Becoming a hunting outfitter or guide is a difficult, yet rewarding career choice. It requires a unique set of skills and knowledge that can only be acquired through years of hunting. It's more than just being a knowledgeable and skillful hunter, though. It's also about understanding other hunters and helping them on their own hunting endeavors. A true hunting outfitter is someone that fully prepares for the hunt and takes complete responsibility of any hunting situation they're presented.
If you're interested in becoming a hunting outfitter, you're in for a fulfilling and fun career path. Just keep in mind that it will be difficult, time consuming and oftentimes tedious, but it'll be well worth the effort and time spent preparing for one of the best career options in the outdoor industry.
First Aid/Lifesaving Training
The most important set of skills a hunting outfitter should have is first aid and lifesaving training. Most hunters who hire a hunting outfitter won't think about the â€˜what if' situations or safety skills required from their guide, but certified first aid and safety outfitters set themselves apart from the others. Some states require these types of skills, so if you're looking to become an outfitter, understand the laws for hunting outfitters in your state, especially if you're looking to get hired by a company.
Hunting outfitters need to be exceptionally fit in order to face any situation hunting has to offer. Sometimes these situations aren't even about hunting, but surviving. A physically fit hunting outfitter is seen as more prepared and more aware of his/her environment because they can face greater obstacles, especially in survival situations.
Anyone that hires hunting outfitters clearly needs them for their knowledge and expertise about hunting, the land their hunting on and legal advice in certain situations and/or areas.
- Hunting: Hunting outfitters have many years of expertise and have acquired a large amount of information over this time period. People who hunt with them take their advice to heart and use it as a guiding light on their own hunts.
- Legal: If you've hunted in an area for many years, it's not too difficult to know or remember all of the laws, rules and regulations of hunting. Oftentimes it's pretty straightforward, but what if you're new to an area? For instance, someone who's hunted whitetails in Missouri all their life now wants to take a shot at arctic foxes in Alaska. If the hunter's never hunted in Alaska, then a hunting outfitter would be able to provide all of the legal knowledge necessary for a specific hunt.
- Survival: Another benefit of using a hunting outfitter when hunting on unfamiliar territory or in another state is their knowledge during emergency situations. They know the land, the dangers of that area and are more likely to have previous experience of survival situations.
When someone hires a hunting outfitter, the most important things they look at are the skills they carry. Their skills fall in line with their knowledge as they both complement each other and define their expertise, professionalism and overall success as a hunting outfitter.

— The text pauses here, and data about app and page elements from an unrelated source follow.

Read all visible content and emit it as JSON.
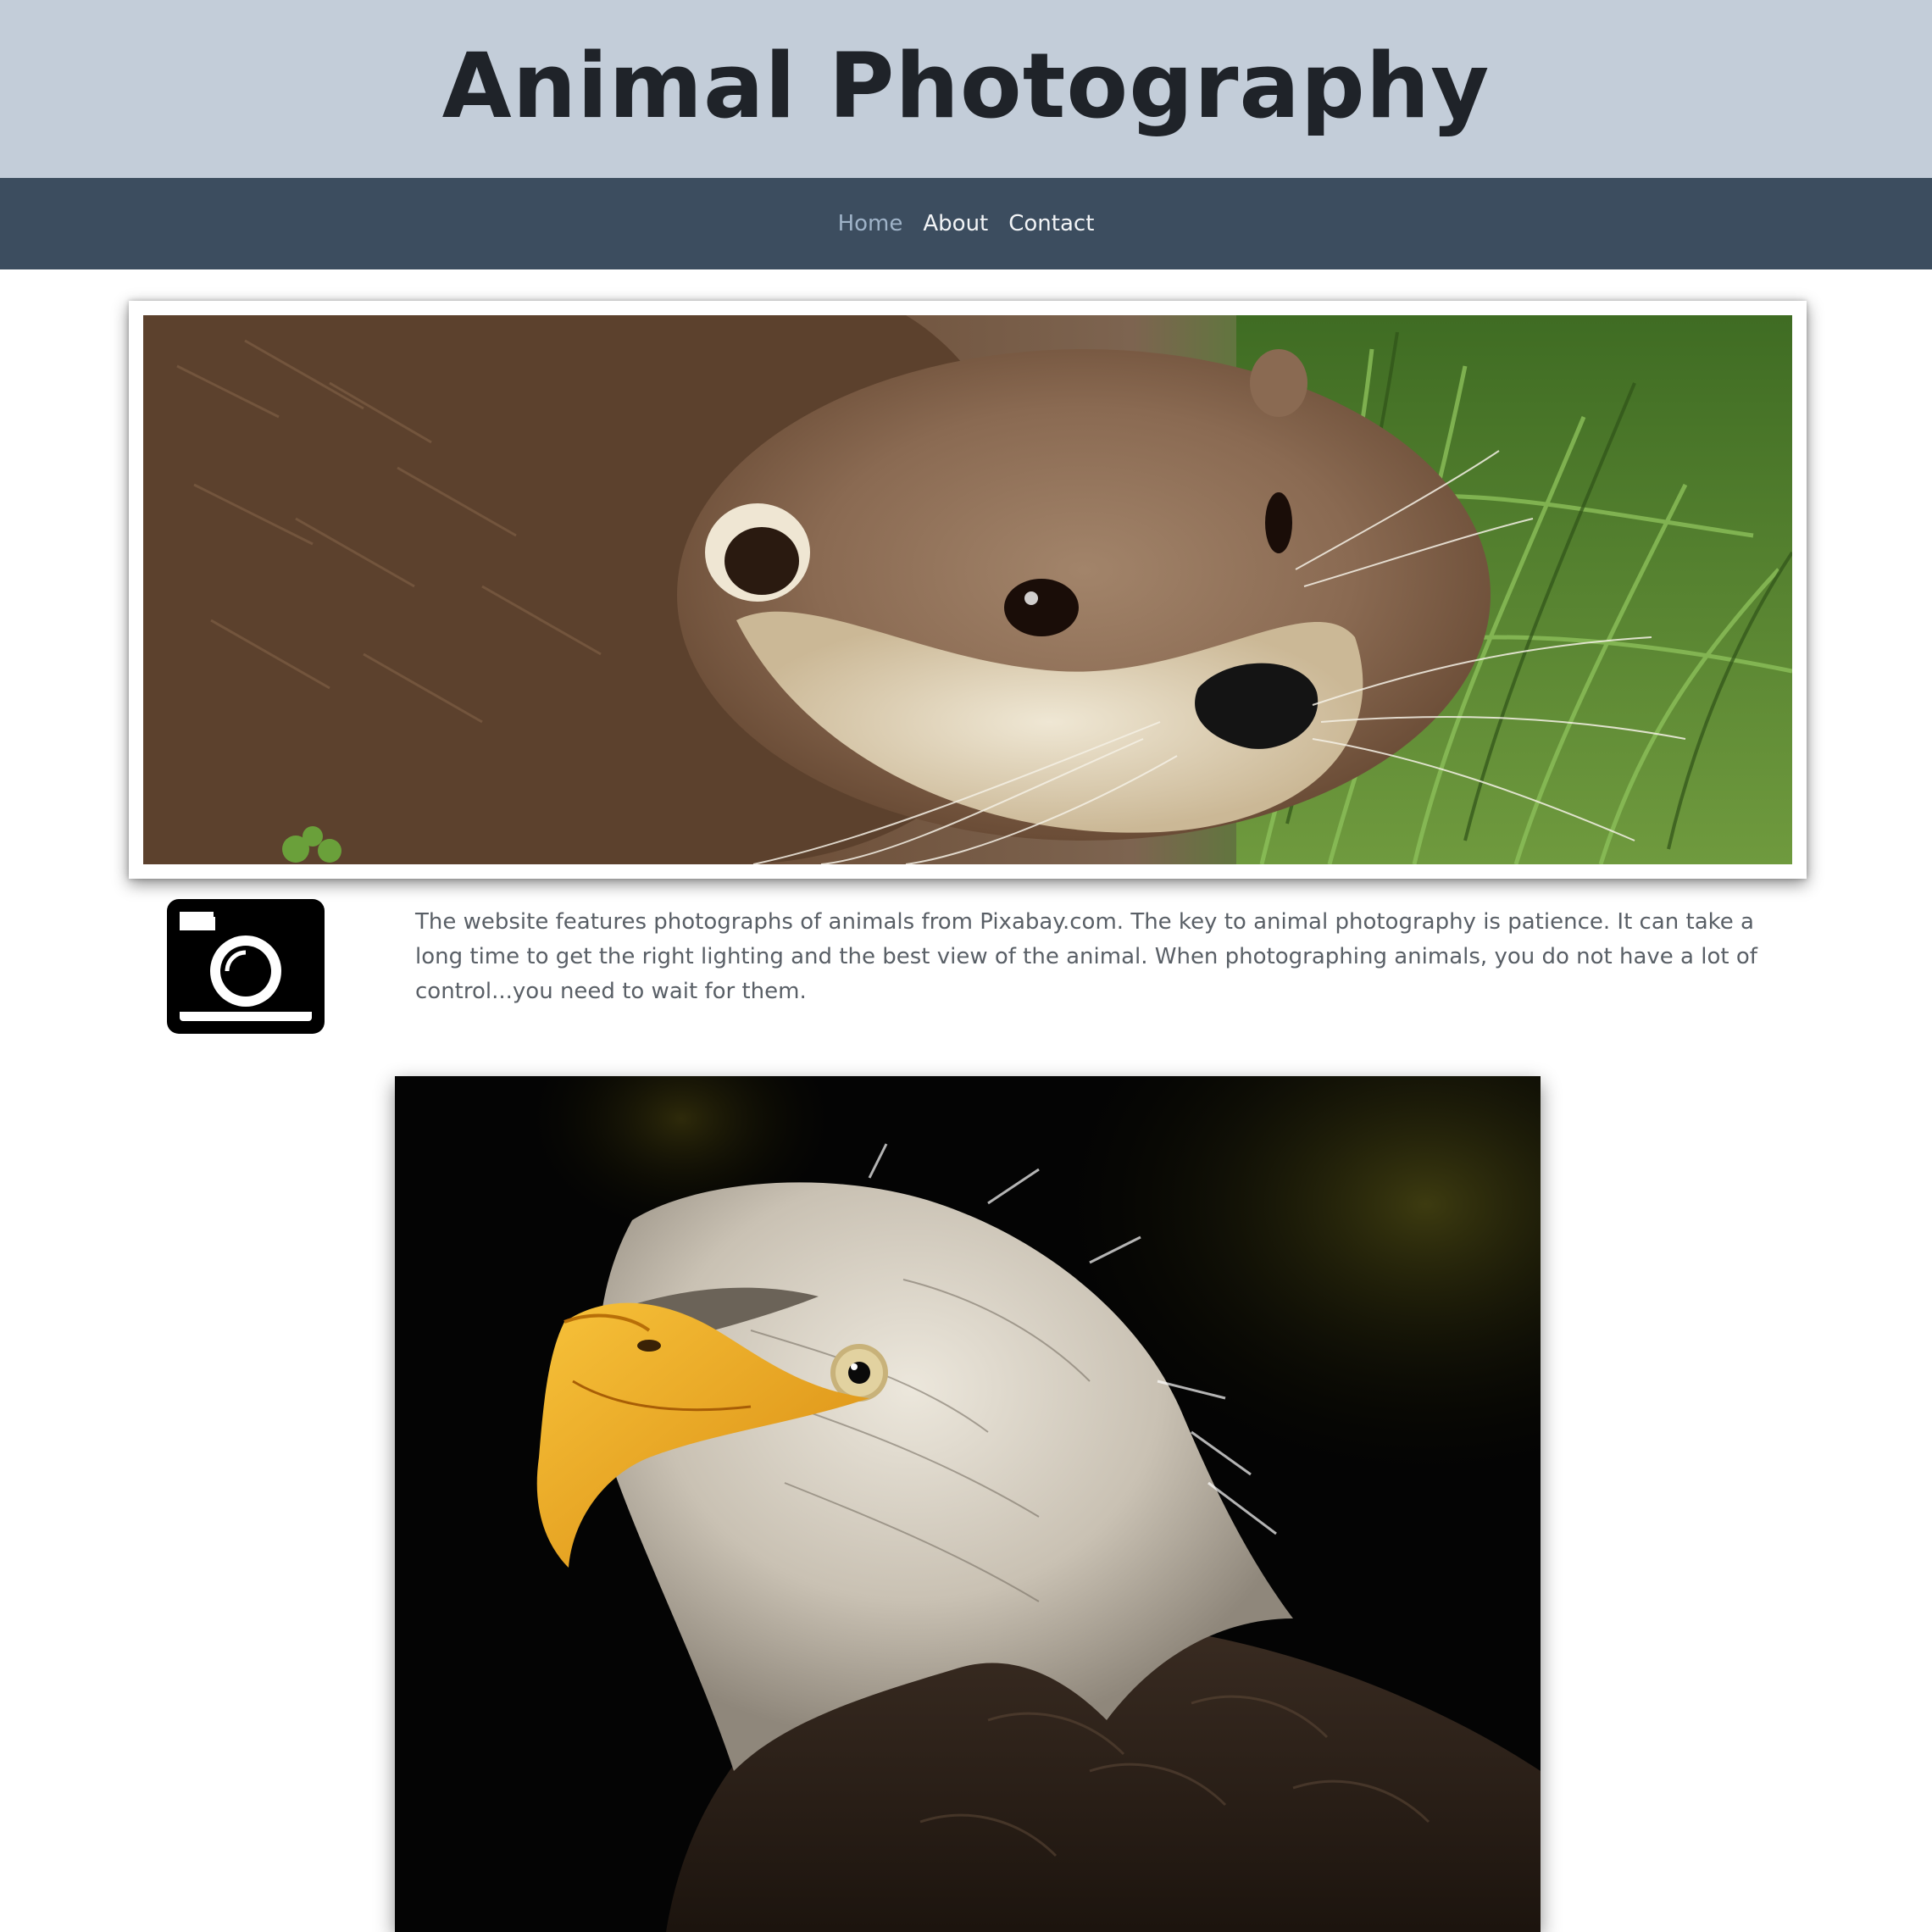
{
  "header": {
    "title": "Animal Photography"
  },
  "nav": {
    "items": [
      {
        "label": "Home",
        "active": true
      },
      {
        "label": "About",
        "active": false
      },
      {
        "label": "Contact",
        "active": false
      }
    ]
  },
  "intro": {
    "icon": "camera-icon",
    "text": "The website features photographs of animals from Pixabay.com. The key to animal photography is patience. It can take a long time to get the right lighting and the best view of the animal. When photographing animals, you do not have a lot of control...you need to wait for them."
  },
  "colors": {
    "header_bg": "#c3cdd9",
    "nav_bg": "#3c4d5f",
    "nav_active": "#9fb3c8",
    "title": "#1f2329",
    "body_text": "#595f66"
  }
}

- Hunting: An outfitter's hunting knowledge usually goes hand-in-hand with their skills. Their skills grow as their knowledge does. They work together as an outfitter figures out what works and what doesn't.
- Communication: Communication is very important for outfitters and their clients. Outfitters need to converse with their clients on a regular basis; prior to any hunt to properly prepare and while on hunts to provide a sense of comfort and understanding. This gives the hunter a better understanding of what to expect and how to prepare accordingly.
- Relationship Building: Outfitters need to be good at building relationships. If they're not, those long hunting trips will be quite the struggle. This goes with communication, since communication is a sign of bonding and sharing information. If outfitters and their clients are always on the same page, that's a sign of successful communication and a great start to a strong relationship.
If you want to be a hunting outfitter, you have to be like Bear Grylls; patient, tenacious and willing to do what it takes to succeed. That might seem a little extreme, but sometimes that's what it means to survive or at least make a hunting trip a successful one.
Joseph Otto writes for KT’s Trophy Hunts in Missouri. With over 7500 acres of private hunting land, visit ktshunts.com and find out why they're some of the best hunting outfitters in Missouri.